At the insistence of survivors of the battle, his name was listed with those of 1975 men and two women on the Hong Kong Veterans Memorial Wall in Ottawa, Ontario, Canada.[3][5]

On July 23, 2015, statues of Gander and his handler were unveiled at Gander Heritage Memorial Park in Gander, Newfoundland.[6][7]

The Forgotten Heroes monument at the Cobequid Veterans Memorial Park in Bass River, Nova Scotia, initiated as an elementary school project and designed by 11-year-old Noah Tremblay, commemorates heroic animals. It includes a statue of Gander by Nova Scotia sculptor Clifton Sears.

See also[edit]

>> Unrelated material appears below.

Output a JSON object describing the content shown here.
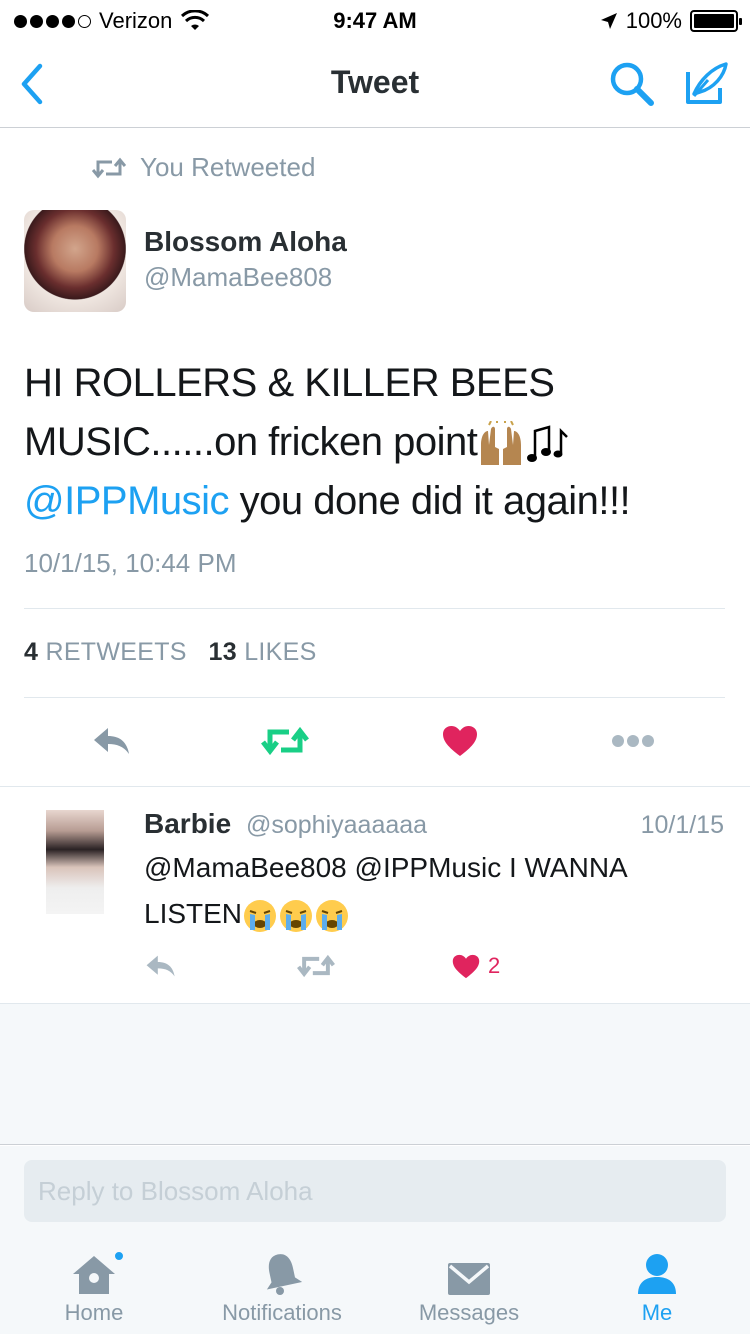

  1. ^ a b "Dickin Medal dogs". People's Dispensary for Sick Animals. Archived from the original on 14 September 2014. Retrieved 14 September 2014.
  2. ^ Judd, Terri (August 16, 2000). "'Animal VC' will honour Gander's dash for grenade". The Independent. Retrieved August 15, 2009.
  3. ^ a b Bruce Ward (August 15, 2009). "Heroic warrior canine's name put on memorial". Winnipeg Free Press.
  4. ^ Long, David (2012). The animals' VC: for gallantry and devotion: the PDSA Dickin Medal - inspiring stories of bravery and courage. London: Preface. ISBN 9781848093768.
  5. ^ Walker, Robin. Sergeant Gander A Canadian Hero. Dundern Press. 2009.
  6. ^ "'Much loved' Newfoundland dog Sergeant Gander honoured with statue". CBC News. July 24, 2015.
  7. ^ "Gander Dedication". Hong Kong Veterans Commemorative Association.

External links[edit]